Shorter lunches, closer to the desk, are today's norm. Might quick snacks replace? And the meal gets healthier for some.
Lunchtime is evolving in diverse ways—shaping consumer behavior and affecting the sales approaches supermarkets may have to take.
In workplaces, lunchtime is getting shorter and more on-premise so people can save time and do more. Yet research has shown that eating at one’s desk or in the company cafeteria or break room, carries its own germicidal risks: HealthDay reports contamination was high on 75% of break room faucet handles, 48% of microwave handles, 27% of keyboards, 26% of refrigerator handles, 23% of water fountain buttons, and 21% of vending machine buttons, in a study of office buildings conducted by Kimberly-Clark with microbiology professor Charles Gerba of the University of Arizona.
On the other hand, Google resorts to visual cues in its cafeterias to help encourage healthier eating, according to a Fast Company account. Salad bars are upfront and dessert bars are last because people tend to fill up with what they see first. Signs encourage the use of smaller plates, with good effect—it has risen by half, to 32% of all plate traffic. Green tags on healthier choices suggest “go” and red tags on desserts imply “moderation.” If that’s not enough, desserts are the size of three bites. Bottled water in the company refrigerator is at eye level, which grew its uptake by 47%.
Some of what Google does parallels recommendations made by Cornell University’s Center for Behavioral Economics in Child Nutrition Programs’ smarterlunchrooms.org initiative. The goal is to encourage students to eat smarter in school. Among their successes: fruit sales rose by up to 102% after being highlighted; white milk sales jumped up to 46% once put in the first position in lunchroom coolers; 35% more students ate “healthy items” once a “healthy choices only” convenience line was created.

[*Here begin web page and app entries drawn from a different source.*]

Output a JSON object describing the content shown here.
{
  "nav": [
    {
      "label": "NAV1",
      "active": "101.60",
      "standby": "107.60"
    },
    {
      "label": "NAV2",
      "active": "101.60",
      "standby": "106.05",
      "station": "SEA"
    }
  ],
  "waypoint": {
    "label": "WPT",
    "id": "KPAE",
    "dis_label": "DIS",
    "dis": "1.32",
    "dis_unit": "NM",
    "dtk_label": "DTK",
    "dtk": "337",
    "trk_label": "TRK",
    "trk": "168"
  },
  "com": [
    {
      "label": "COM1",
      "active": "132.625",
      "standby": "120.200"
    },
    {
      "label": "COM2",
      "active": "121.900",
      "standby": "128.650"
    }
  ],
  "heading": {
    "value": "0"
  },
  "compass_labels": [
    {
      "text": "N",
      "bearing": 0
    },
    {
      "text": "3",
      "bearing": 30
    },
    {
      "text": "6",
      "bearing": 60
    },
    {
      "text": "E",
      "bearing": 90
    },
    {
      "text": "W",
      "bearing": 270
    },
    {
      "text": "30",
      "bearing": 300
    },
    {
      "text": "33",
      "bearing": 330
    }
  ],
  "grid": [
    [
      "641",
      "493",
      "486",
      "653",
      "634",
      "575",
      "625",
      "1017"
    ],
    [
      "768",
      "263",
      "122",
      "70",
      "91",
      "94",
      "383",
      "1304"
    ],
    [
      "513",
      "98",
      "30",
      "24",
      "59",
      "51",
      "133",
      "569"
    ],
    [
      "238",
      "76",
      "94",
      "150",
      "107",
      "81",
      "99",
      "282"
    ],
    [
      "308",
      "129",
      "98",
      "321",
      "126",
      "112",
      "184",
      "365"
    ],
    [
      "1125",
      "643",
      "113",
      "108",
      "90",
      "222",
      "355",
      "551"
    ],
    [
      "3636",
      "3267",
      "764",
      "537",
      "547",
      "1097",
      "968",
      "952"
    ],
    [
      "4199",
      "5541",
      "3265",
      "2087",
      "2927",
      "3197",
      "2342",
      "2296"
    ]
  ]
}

How should supermarkets react to these opposing trends? In two ways, we believe at The Lempert Report: